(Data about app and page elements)

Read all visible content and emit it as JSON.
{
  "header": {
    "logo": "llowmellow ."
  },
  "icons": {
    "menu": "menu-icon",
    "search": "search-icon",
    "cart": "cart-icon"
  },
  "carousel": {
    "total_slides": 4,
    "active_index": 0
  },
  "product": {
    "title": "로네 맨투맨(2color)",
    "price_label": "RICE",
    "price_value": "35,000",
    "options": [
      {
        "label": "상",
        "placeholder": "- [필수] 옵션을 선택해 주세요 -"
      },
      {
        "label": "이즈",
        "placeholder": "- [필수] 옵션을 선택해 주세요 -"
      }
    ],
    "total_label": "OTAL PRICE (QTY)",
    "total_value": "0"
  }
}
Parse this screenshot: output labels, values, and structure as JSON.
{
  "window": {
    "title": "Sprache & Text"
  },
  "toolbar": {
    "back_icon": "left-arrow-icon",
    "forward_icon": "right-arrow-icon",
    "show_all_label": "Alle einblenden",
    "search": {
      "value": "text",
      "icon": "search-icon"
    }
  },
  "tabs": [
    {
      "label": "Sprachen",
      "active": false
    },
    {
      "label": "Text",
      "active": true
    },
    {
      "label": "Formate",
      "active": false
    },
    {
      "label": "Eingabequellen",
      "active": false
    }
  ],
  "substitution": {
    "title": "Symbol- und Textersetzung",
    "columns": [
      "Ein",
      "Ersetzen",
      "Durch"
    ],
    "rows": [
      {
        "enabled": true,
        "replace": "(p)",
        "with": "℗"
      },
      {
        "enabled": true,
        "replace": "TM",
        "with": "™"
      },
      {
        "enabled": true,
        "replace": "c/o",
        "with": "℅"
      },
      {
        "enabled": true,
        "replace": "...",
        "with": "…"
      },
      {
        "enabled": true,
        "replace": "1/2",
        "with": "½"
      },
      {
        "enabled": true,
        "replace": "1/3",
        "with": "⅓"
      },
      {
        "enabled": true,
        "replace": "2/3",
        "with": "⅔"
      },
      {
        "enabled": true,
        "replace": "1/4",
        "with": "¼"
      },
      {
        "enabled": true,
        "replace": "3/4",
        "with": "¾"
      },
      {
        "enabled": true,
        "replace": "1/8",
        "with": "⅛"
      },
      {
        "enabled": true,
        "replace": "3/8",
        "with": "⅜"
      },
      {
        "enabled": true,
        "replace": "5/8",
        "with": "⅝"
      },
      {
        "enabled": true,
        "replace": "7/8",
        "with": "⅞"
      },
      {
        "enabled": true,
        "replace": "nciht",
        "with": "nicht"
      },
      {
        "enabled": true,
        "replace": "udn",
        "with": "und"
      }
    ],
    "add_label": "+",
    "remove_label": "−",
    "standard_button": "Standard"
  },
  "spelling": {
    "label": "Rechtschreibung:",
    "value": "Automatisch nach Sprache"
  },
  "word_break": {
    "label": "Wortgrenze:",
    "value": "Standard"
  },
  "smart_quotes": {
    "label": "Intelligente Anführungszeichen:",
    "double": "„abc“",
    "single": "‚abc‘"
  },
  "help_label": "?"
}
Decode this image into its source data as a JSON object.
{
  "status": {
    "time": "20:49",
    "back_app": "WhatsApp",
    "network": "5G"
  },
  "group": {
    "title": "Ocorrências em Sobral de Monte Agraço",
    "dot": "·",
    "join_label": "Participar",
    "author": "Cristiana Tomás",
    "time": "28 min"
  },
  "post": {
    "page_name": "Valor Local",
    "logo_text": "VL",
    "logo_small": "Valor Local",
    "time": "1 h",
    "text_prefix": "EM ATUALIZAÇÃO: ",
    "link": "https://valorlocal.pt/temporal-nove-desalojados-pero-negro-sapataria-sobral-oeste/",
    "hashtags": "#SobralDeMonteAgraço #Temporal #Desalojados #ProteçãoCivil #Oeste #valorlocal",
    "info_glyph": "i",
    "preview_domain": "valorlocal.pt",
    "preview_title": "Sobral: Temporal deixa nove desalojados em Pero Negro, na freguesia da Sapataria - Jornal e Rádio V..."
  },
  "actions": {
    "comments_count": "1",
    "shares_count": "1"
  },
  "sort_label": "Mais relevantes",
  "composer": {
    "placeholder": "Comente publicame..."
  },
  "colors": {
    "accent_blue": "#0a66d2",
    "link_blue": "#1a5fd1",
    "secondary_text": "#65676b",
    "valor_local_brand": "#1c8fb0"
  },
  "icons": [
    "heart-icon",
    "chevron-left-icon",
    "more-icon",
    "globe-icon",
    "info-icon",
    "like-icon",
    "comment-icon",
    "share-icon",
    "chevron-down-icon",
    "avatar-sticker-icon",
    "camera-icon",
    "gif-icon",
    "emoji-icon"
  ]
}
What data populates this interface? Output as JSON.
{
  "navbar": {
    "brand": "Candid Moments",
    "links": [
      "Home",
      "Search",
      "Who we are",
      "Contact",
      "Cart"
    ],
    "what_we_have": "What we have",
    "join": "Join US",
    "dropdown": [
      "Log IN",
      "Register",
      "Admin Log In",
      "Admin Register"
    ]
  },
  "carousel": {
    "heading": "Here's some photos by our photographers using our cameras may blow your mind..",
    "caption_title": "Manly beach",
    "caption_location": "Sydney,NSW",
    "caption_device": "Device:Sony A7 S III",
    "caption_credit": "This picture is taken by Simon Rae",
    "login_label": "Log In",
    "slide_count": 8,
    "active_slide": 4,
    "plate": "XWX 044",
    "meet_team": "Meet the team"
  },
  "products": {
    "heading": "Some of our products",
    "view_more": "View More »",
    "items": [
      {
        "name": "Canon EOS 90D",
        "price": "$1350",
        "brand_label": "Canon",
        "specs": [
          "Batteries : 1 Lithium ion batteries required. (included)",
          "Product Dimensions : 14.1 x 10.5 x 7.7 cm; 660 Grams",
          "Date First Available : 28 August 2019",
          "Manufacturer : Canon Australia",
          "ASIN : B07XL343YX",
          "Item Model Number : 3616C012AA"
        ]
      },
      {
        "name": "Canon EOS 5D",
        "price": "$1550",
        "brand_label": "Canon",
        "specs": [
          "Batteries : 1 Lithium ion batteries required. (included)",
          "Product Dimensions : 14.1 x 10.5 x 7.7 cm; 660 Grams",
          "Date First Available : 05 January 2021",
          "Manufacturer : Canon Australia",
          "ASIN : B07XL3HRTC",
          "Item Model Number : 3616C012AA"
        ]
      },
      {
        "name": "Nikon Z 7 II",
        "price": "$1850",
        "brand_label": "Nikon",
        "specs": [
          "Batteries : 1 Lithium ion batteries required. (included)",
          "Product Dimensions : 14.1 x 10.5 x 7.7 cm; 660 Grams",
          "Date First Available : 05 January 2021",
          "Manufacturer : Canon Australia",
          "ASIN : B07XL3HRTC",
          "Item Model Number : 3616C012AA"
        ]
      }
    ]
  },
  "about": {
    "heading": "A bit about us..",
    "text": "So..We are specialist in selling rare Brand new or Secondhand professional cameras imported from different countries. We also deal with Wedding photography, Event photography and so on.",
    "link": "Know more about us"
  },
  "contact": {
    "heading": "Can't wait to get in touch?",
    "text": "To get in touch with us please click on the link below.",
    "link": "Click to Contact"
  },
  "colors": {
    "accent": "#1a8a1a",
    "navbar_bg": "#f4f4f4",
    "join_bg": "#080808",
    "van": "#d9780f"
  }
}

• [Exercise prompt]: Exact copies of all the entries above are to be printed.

• [Expected answer]:
Read all visible content and emit it as JSON.
{
  "header": {
    "logo": "llowmellow ."
  },
  "icons": {
    "menu": "menu-icon",
    "search": "search-icon",
    "cart": "cart-icon"
  },
  "carousel": {
    "total_slides": 4,
    "active_index": 0
  },
  "product": {
    "title": "로네 맨투맨(2color)",
    "price_label": "RICE",
    "price_value": "35,000",
    "options": [
      {
        "label": "상",
        "placeholder": "- [필수] 옵션을 선택해 주세요 -"
      },
      {
        "label": "이즈",
        "placeholder": "- [필수] 옵션을 선택해 주세요 -"
      }
    ],
    "total_label": "OTAL PRICE (QTY)",
    "total_value": "0"
  }
}
Parse this screenshot: output labels, values, and structure as JSON.
{
  "window": {
    "title": "Sprache & Text"
  },
  "toolbar": {
    "back_icon": "left-arrow-icon",
    "forward_icon": "right-arrow-icon",
    "show_all_label": "Alle einblenden",
    "search": {
      "value": "text",
      "icon": "search-icon"
    }
  },
  "tabs": [
    {
      "label": "Sprachen",
      "active": false
    },
    {
      "label": "Text",
      "active": true
    },
    {
      "label": "Formate",
      "active": false
    },
    {
      "label": "Eingabequellen",
      "active": false
    }
  ],
  "substitution": {
    "title": "Symbol- und Textersetzung",
    "columns": [
      "Ein",
      "Ersetzen",
      "Durch"
    ],
    "rows": [
      {
        "enabled": true,
        "replace": "(p)",
        "with": "℗"
      },
      {
        "enabled": true,
        "replace": "TM",
        "with": "™"
      },
      {
        "enabled": true,
        "replace": "c/o",
        "with": "℅"
      },
      {
        "enabled": true,
        "replace": "...",
        "with": "…"
      },
      {
        "enabled": true,
        "replace": "1/2",
        "with": "½"
      },
      {
        "enabled": true,
        "replace": "1/3",
        "with": "⅓"
      },
      {
        "enabled": true,
        "replace": "2/3",
        "with": "⅔"
      },
      {
        "enabled": true,
        "replace": "1/4",
        "with": "¼"
      },
      {
        "enabled": true,
        "replace": "3/4",
        "with": "¾"
      },
      {
        "enabled": true,
        "replace": "1/8",
        "with": "⅛"
      },
      {
        "enabled": true,
        "replace": "3/8",
        "with": "⅜"
      },
      {
        "enabled": true,
        "replace": "5/8",
        "with": "⅝"
      },
      {
        "enabled": true,
        "replace": "7/8",
        "with": "⅞"
      },
      {
        "enabled": true,
        "replace": "nciht",
        "with": "nicht"
      },
      {
        "enabled": true,
        "replace": "udn",
        "with": "und"
      }
    ],
    "add_label": "+",
    "remove_label": "−",
    "standard_button": "Standard"
  },
  "spelling": {
    "label": "Rechtschreibung:",
    "value": "Automatisch nach Sprache"
  },
  "word_break": {
    "label": "Wortgrenze:",
    "value": "Standard"
  },
  "smart_quotes": {
    "label": "Intelligente Anführungszeichen:",
    "double": "„abc“",
    "single": "‚abc‘"
  },
  "help_label": "?"
}
Decode this image into its source data as a JSON object.
{
  "status": {
    "time": "20:49",
    "back_app": "WhatsApp",
    "network": "5G"
  },
  "group": {
    "title": "Ocorrências em Sobral de Monte Agraço",
    "dot": "·",
    "join_label": "Participar",
    "author": "Cristiana Tomás",
    "time": "28 min"
  },
  "post": {
    "page_name": "Valor Local",
    "logo_text": "VL",
    "logo_small": "Valor Local",
    "time": "1 h",
    "text_prefix": "EM ATUALIZAÇÃO: ",
    "link": "https://valorlocal.pt/temporal-nove-desalojados-pero-negro-sapataria-sobral-oeste/",
    "hashtags": "#SobralDeMonteAgraço #Temporal #Desalojados #ProteçãoCivil #Oeste #valorlocal",
    "info_glyph": "i",
    "preview_domain": "valorlocal.pt",
    "preview_title": "Sobral: Temporal deixa nove desalojados em Pero Negro, na freguesia da Sapataria - Jornal e Rádio V..."
  },
  "actions": {
    "comments_count": "1",
    "shares_count": "1"
  },
  "sort_label": "Mais relevantes",
  "composer": {
    "placeholder": "Comente publicame..."
  },
  "colors": {
    "accent_blue": "#0a66d2",
    "link_blue": "#1a5fd1",
    "secondary_text": "#65676b",
    "valor_local_brand": "#1c8fb0"
  },
  "icons": [
    "heart-icon",
    "chevron-left-icon",
    "more-icon",
    "globe-icon",
    "info-icon",
    "like-icon",
    "comment-icon",
    "share-icon",
    "chevron-down-icon",
    "avatar-sticker-icon",
    "camera-icon",
    "gif-icon",
    "emoji-icon"
  ]
}
What data populates this interface? Output as JSON.
{
  "navbar": {
    "brand": "Candid Moments",
    "links": [
      "Home",
      "Search",
      "Who we are",
      "Contact",
      "Cart"
    ],
    "what_we_have": "What we have",
    "join": "Join US",
    "dropdown": [
      "Log IN",
      "Register",
      "Admin Log In",
      "Admin Register"
    ]
  },
  "carousel": {
    "heading": "Here's some photos by our photographers using our cameras may blow your mind..",
    "caption_title": "Manly beach",
    "caption_location": "Sydney,NSW",
    "caption_device": "Device:Sony A7 S III",
    "caption_credit": "This picture is taken by Simon Rae",
    "login_label": "Log In",
    "slide_count": 8,
    "active_slide": 4,
    "plate": "XWX 044",
    "meet_team": "Meet the team"
  },
  "products": {
    "heading": "Some of our products",
    "view_more": "View More »",
    "items": [
      {
        "name": "Canon EOS 90D",
        "price": "$1350",
        "brand_label": "Canon",
        "specs": [
          "Batteries : 1 Lithium ion batteries required. (included)",
          "Product Dimensions : 14.1 x 10.5 x 7.7 cm; 660 Grams",
          "Date First Available : 28 August 2019",
          "Manufacturer : Canon Australia",
          "ASIN : B07XL343YX",
          "Item Model Number : 3616C012AA"
        ]
      },
      {
        "name": "Canon EOS 5D",
        "price": "$1550",
        "brand_label": "Canon",
        "specs": [
          "Batteries : 1 Lithium ion batteries required. (included)",
          "Product Dimensions : 14.1 x 10.5 x 7.7 cm; 660 Grams",
          "Date First Available : 05 January 2021",
          "Manufacturer : Canon Australia",
          "ASIN : B07XL3HRTC",
          "Item Model Number : 3616C012AA"
        ]
      },
      {
        "name": "Nikon Z 7 II",
        "price": "$1850",
        "brand_label": "Nikon",
        "specs": [
          "Batteries : 1 Lithium ion batteries required. (included)",
          "Product Dimensions : 14.1 x 10.5 x 7.7 cm; 660 Grams",
          "Date First Available : 05 January 2021",
          "Manufacturer : Canon Australia",
          "ASIN : B07XL3HRTC",
          "Item Model Number : 3616C012AA"
        ]
      }
    ]
  },
  "about": {
    "heading": "A bit about us..",
    "text": "So..We are specialist in selling rare Brand new or Secondhand professional cameras imported from different countries. We also deal with Wedding photography, Event photography and so on.",
    "link": "Know more about us"
  },
  "contact": {
    "heading": "Can't wait to get in touch?",
    "text": "To get in touch with us please click on the link below.",
    "link": "Click to Contact"
  },
  "colors": {
    "accent": "#1a8a1a",
    "navbar_bg": "#f4f4f4",
    "join_bg": "#080808",
    "van": "#d9780f"
  }
}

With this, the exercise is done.